The biggest reason I chose Australia was, simply, because I could literally ride out of my driveway and be at the starting point of my journey. There would be no need to toil over how I would get the bike and all my supplies to some foreign country, likely at great expense, and back once completed. It seems I am bound to roam, or should I say ride, the great sun-scorched prairie lands of Australia, purely by circumstance. However, this is not too say I would want it another way. Australia has much to offer in the way of natural beauty and that is what I will be hoping to see whilst on this journey. These are just two places I have been in the last two days to give you a taste of the natural beauty I hope to encounter.
I have a goal or, at least, a vague objective; to ride a pushbike from the southernmost point of Australia to its northernmost point. And that’s about it. While I have a current path, I expect to take and an allotted time, they are really nothing more than lose details. For you see, I am quite happy, should my resources permit, to end up on the western cape of Australia 6 months after setting off. My plan is to set off for a place and see where I end up and how my journey develops. I don’t know exactly how it will work or where I will go and that’s exactly how I want it. To finally be at the complete mercy of whim.

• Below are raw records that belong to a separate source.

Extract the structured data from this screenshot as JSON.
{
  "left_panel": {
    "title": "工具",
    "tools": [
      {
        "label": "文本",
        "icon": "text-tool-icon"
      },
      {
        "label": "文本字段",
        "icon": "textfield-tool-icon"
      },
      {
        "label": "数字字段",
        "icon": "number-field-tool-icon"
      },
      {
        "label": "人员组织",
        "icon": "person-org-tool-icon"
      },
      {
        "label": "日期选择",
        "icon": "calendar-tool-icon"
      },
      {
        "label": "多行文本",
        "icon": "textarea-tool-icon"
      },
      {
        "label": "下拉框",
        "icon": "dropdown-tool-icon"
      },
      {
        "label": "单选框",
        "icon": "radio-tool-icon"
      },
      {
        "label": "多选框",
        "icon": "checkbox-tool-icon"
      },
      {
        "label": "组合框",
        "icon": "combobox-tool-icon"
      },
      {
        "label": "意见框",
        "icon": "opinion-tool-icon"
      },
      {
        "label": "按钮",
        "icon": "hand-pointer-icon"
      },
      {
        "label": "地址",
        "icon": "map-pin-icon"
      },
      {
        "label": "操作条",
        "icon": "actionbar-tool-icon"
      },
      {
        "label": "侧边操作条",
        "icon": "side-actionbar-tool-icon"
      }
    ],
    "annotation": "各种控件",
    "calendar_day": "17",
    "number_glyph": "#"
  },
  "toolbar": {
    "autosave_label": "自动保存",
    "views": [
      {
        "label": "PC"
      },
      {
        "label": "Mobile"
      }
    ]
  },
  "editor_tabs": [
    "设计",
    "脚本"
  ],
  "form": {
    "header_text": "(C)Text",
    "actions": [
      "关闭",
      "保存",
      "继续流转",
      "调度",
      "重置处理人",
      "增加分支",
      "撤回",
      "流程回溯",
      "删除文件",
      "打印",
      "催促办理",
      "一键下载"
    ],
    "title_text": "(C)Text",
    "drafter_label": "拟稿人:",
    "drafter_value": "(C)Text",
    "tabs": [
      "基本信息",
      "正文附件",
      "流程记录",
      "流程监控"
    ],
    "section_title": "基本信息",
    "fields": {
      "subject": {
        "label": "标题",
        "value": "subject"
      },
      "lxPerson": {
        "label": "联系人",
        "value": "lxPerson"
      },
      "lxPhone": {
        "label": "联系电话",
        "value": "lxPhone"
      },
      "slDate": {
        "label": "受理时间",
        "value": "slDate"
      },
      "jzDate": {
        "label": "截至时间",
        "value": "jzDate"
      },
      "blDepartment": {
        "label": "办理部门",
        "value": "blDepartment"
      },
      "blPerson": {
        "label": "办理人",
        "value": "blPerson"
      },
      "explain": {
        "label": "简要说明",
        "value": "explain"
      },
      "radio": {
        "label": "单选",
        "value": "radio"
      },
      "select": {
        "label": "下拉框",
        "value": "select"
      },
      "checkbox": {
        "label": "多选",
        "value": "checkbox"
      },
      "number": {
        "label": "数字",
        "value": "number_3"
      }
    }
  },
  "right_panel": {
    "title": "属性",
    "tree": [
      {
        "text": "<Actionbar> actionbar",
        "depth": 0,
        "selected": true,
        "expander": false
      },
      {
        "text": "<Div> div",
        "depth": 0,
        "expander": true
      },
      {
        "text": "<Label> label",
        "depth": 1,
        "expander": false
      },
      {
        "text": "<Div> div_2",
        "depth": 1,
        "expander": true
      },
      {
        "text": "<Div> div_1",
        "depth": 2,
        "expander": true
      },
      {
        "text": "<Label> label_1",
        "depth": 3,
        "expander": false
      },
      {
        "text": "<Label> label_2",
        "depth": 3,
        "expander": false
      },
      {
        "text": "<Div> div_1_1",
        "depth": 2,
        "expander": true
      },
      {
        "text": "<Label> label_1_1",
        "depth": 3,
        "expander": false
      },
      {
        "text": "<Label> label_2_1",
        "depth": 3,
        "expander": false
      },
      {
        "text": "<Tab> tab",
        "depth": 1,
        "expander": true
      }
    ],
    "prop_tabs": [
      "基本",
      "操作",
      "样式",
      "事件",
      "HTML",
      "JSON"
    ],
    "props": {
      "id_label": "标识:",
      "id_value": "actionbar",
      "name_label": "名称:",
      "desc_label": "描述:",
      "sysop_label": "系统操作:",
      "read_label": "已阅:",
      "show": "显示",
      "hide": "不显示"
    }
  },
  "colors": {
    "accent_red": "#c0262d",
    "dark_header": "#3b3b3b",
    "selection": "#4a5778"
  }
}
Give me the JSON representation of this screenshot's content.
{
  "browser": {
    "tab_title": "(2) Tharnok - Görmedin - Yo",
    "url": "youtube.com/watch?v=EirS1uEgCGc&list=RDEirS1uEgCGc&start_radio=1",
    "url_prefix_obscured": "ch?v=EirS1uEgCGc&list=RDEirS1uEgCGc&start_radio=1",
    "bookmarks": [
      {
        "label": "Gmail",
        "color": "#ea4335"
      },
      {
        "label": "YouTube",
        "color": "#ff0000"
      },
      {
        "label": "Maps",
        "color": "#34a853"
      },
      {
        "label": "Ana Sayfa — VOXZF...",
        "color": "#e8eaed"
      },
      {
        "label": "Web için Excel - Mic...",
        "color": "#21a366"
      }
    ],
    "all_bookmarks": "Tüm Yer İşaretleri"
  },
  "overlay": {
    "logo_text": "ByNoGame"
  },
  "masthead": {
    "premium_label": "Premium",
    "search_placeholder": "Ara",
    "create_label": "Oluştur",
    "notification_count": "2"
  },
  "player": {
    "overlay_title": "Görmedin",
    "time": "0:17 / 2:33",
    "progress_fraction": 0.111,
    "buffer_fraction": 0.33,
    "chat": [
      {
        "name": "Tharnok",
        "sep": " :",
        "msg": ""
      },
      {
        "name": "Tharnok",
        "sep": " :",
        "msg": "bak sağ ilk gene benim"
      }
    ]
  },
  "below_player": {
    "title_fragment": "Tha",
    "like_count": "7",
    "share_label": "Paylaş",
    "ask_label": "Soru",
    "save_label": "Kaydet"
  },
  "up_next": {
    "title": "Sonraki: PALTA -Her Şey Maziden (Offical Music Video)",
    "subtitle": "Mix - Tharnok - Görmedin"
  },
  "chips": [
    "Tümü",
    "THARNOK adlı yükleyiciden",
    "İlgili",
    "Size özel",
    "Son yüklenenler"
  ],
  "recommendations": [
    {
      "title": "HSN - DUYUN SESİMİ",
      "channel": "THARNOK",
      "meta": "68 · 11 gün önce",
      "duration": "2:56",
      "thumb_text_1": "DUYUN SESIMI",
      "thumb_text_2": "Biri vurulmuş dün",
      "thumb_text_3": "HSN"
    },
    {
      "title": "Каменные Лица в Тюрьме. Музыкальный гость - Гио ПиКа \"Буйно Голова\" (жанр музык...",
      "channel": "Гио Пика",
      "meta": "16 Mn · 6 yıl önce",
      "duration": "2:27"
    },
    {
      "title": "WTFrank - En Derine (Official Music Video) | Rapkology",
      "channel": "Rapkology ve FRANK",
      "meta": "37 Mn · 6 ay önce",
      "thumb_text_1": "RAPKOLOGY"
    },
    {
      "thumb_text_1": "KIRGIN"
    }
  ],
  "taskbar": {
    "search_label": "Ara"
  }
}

What about you? Has your life been nothing but familiarity? Maybe it’s time to break out of this life and challenge yourself